RSS icon Comments


thank you for this...imagine that jesus hung between two pirates...

Posted by downtown kitty | January 9, 2007 3:19 PM

One of your best slog posts Charles. Bravo.

Posted by Monique | January 9, 2007 3:34 PM

Interesting since Flavius Josephus is largely discredited by all of the Roman historians.

Posted by Roman Guy | January 9, 2007 3:44 PM

i like when history is deconstructed like this, not in painting (i prefer a Rubens over 99% of the crap posted on slog), but the story; kind of like VH-1 Behind the Music.

i came across an article today in the BBC that got me thinking.'s basically about a current quest to find the correct geography of Homer's Odyssey.
maybe Greek culture has had a more significant, important and progressive impact on western civ than the overblown story about some Jew savior.

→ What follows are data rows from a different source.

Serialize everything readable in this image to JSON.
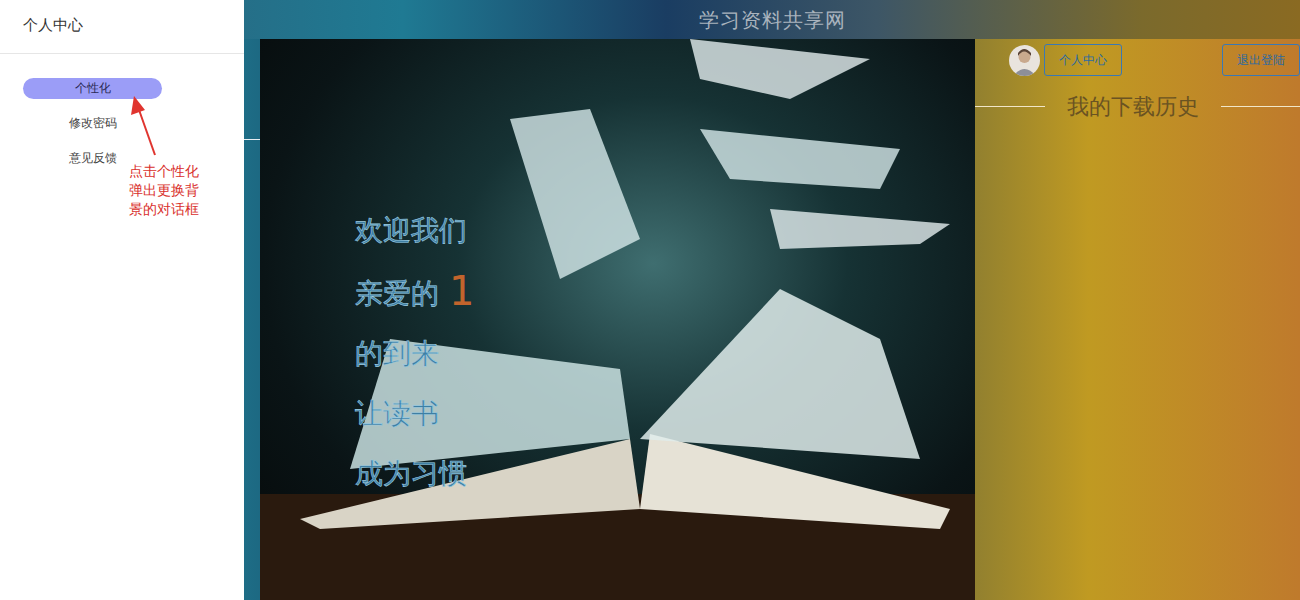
{
  "sidebar": {
    "title": "个人中心",
    "items": [
      {
        "label": "个性化",
        "selected": true
      },
      {
        "label": "修改密码",
        "selected": false
      },
      {
        "label": "意见反馈",
        "selected": false
      }
    ]
  },
  "annotation": {
    "text": "点击个性化弹出更换背景的对话框"
  },
  "site_title": "学习资料共享网",
  "welcome": {
    "line1": "欢迎我们",
    "line2_prefix": "亲爱的",
    "username": "1",
    "lines_after": [
      "的到来",
      "让读书",
      "成为习惯"
    ]
  },
  "header": {
    "profile_button": "个人中心",
    "logout_button": "退出登陆"
  },
  "download_history": {
    "title": "我的下载历史"
  }
}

Posted by i'm bored | January 9, 2007 3:47 PM

The should of put Caligula and Nero on those crosses next to him. He brought Christianity and Catholiscism to an empire, Rome. Those two freaks of nature brought the Empire down into shame.

Posted by Damien | January 9, 2007 3:49 PM

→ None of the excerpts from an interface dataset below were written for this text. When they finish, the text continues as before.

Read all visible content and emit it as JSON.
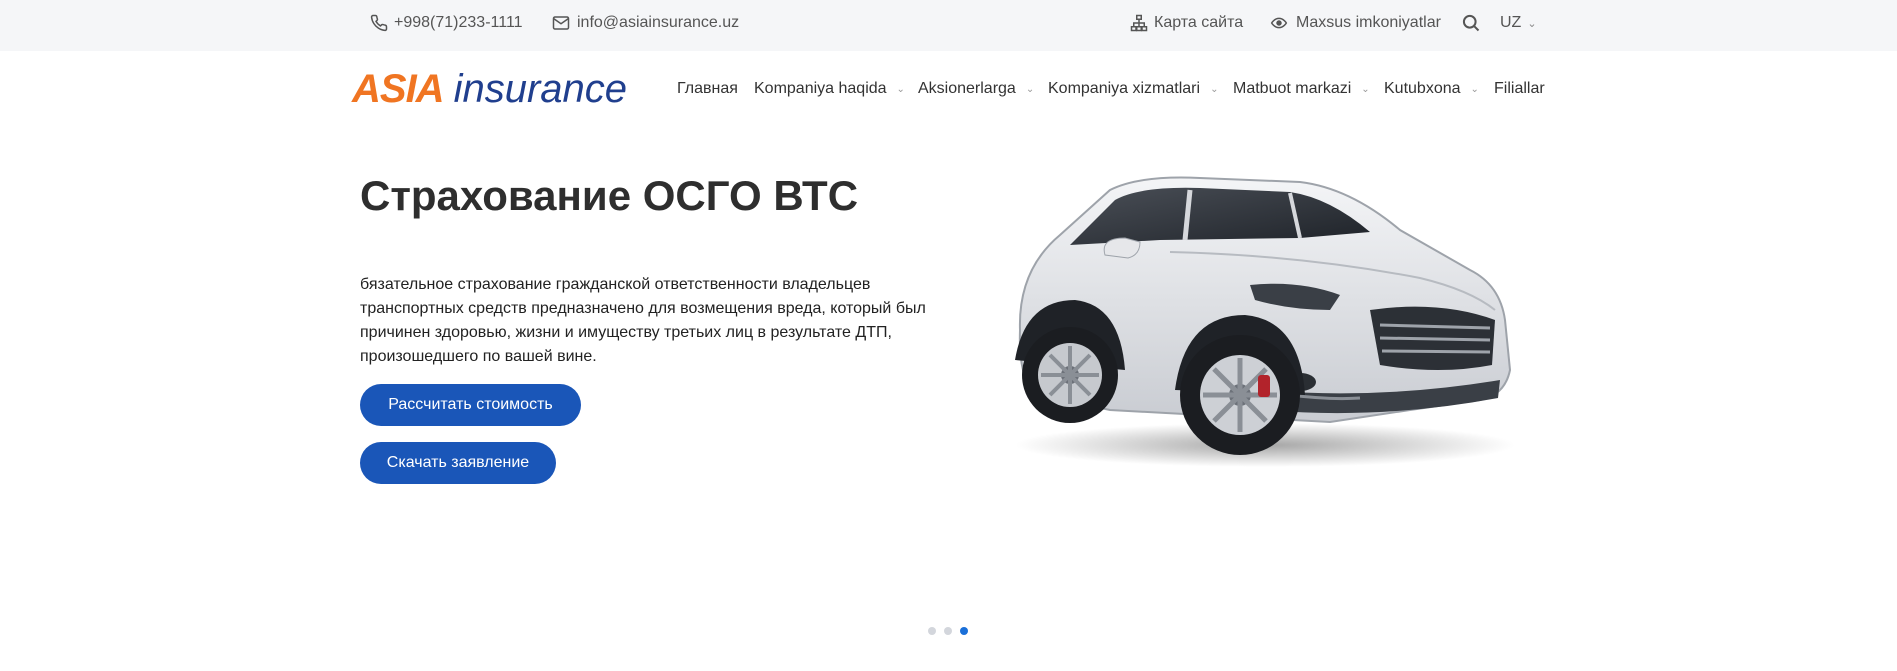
{
  "topbar": {
    "phone": "+998(71)233-1111",
    "email": "info@asiainsurance.uz",
    "sitemap": "Карта сайта",
    "accessibility": "Maxsus imkoniyatlar",
    "language": "UZ"
  },
  "logo": {
    "part1": "ASIA",
    "part2": "insurance"
  },
  "nav": [
    {
      "label": "Главная",
      "dropdown": false
    },
    {
      "label": "Kompaniya haqida",
      "dropdown": true
    },
    {
      "label": "Aksionerlarga",
      "dropdown": true
    },
    {
      "label": "Kompaniya xizmatlari",
      "dropdown": true
    },
    {
      "label": "Matbuot markazi",
      "dropdown": true
    },
    {
      "label": "Kutubxona",
      "dropdown": true
    },
    {
      "label": "Filiallar",
      "dropdown": false
    }
  ],
  "hero": {
    "title": "Страхование ОСГО ВТС",
    "text": "бязательное страхование гражданской ответственности владельцев транспортных средств  предназначено для возмещения вреда, который был причинен здоровью, жизни и имуществу третьих лиц в результате ДТП, произошедшего по вашей вине.",
    "btn_calc": "Рассчитать стоимость",
    "btn_download": "Скачать заявление"
  },
  "slider": {
    "total": 3,
    "active": 3
  },
  "colors": {
    "accent": "#1a56b8",
    "logo_orange": "#f07522",
    "logo_blue": "#203f8e",
    "topbar_bg": "#f5f6f8"
  }
}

This post demonstrates why Mr. Mudede deserves a Stranger Genius Award: Depth, clarity, shape, rhythm and meaning to burn your eyes back into your brain, where they belong.

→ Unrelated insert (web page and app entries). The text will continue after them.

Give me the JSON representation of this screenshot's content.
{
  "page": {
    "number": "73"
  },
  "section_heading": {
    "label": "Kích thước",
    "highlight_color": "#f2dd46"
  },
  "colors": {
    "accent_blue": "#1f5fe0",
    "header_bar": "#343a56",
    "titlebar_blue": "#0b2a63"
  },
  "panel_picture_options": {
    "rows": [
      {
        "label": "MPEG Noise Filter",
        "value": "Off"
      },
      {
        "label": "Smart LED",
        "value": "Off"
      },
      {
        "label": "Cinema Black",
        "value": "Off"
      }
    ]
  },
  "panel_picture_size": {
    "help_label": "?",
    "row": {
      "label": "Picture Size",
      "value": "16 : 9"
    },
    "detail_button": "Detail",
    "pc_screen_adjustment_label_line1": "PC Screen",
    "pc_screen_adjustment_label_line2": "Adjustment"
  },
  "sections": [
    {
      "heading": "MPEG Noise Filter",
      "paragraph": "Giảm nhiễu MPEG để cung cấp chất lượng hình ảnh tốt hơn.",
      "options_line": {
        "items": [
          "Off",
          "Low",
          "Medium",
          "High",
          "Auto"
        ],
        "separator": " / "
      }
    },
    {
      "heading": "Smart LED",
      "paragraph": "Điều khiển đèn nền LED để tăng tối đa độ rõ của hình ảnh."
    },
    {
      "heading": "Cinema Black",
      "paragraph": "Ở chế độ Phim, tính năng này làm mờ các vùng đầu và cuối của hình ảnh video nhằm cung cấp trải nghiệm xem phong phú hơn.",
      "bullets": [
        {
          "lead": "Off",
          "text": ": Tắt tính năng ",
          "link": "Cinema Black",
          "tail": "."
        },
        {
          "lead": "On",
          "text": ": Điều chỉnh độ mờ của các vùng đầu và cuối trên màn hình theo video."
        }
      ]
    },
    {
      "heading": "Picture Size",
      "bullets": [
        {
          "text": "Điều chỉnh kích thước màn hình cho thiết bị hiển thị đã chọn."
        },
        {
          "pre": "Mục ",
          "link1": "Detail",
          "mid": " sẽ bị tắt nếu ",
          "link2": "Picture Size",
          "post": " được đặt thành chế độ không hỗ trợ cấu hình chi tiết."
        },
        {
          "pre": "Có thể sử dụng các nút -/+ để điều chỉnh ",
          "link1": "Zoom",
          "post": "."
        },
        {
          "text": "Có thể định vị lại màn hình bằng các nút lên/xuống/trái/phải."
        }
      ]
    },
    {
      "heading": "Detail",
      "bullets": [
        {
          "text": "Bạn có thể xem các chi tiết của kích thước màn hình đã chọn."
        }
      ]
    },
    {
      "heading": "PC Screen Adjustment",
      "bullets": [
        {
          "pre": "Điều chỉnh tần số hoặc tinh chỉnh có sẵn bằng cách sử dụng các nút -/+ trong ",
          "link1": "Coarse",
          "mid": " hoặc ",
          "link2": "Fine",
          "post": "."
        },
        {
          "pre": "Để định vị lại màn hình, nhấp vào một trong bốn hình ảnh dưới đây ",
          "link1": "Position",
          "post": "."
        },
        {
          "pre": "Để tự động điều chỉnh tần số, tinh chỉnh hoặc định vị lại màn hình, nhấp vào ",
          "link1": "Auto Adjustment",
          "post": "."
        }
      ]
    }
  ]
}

Posted by regina hackett | January 9, 2007 4:09 PM

Interesting, thanks Charles.

Posted by Dougsf | January 9, 2007 5:58 PM

So, Mudede has decided to write about Christ and his Crucifixion. This post is once again one you should do your very best to avoid. Why? Because few writers in the tradition of American commentary are as bad, as vapid, as blunt, as boorish, as obtuse, as this Mudede character. It is a wonder that anyone would go out of their way to publish one of his pieces, all of which have neither the alacrity of a keen intelligence or the force of good instincts. They are filled with a false sense of importance. They are filled with mucky muck. They are, in the Samkhya theory of matter, the epitome of the tamas guna—heavy, murky, dull. They are noisy and oppressive. They are the products of an imagination that is fueled by big chunks of elephant dung. Mudede is an artistic elephant. You know that, right? Of course you do! With just one ear you can hear, from many miles away, his muddy mind plodding on a bad piece. There is no grace, no sensitivity in the text of his work, just the dumbness of a mass that crashes through trees, stomps on fallen leaves, breaks bark with its rough and thick butt. This is the elephant that writes pieces in, that tromps on, our fine language.

Posted by You_Gotta_Be_Kidding_Me | January 9, 2007 6:48 PM

Charles Mudede is the only reason I keep coming back to Slog. Brilliant and beautifully written.

Posted by Boomer | January 9, 2007 8:13 PM

Thank you, that was beautifully written well presented.

Posted by LM | January 9, 2007 8:18 PM

Good for you Boomer. Back up your claim and refrain your comments to posts by Charles. Your comments elsewhere usually make me ill.

Posted by dwayne | January 9, 2007 9:23 PM

*working my way backward to the posts I've missed the last couple of days - couldn't help commenting*

This was lovely, Mudede. The dumbing down of "supporting characters" in the Bible - Mary Magdelene, these theives - is one of the reasons I abhor modern Christianity, because it ultimately works to dumb down the worshippers, too. Thank you.

Oh, and @#8, YGBKM? That was very eloquent, I especially like the whole elephant metaphor, very imaginative. It's almost, well, Mudede-esque, really.

Posted by SeattleExile | January 10, 2007 9:57 AM

From this young queer revolutionary preparing for ordination as an Episcopal priest: Best. Slog. Post. Ever.

Posted by shock | January 10, 2007 1:49 PM

In the event you're ever involved in the mother of all trivia competitions, please know that:

While the scriptures do not reveal the names of the two criminals crucified with Jesus, tradition has their names as Dismas (the "good thief"), and Gestas (the one who rejected Jesus).

Insofar as is known, neither suffered from strabismus.

Posted by TRIVIA BUFFALO | January 10, 2007 5:18 PM

Comments Closed

In order to combat spam, we are no longer accepting comments on this post (or any post more than 14 days old).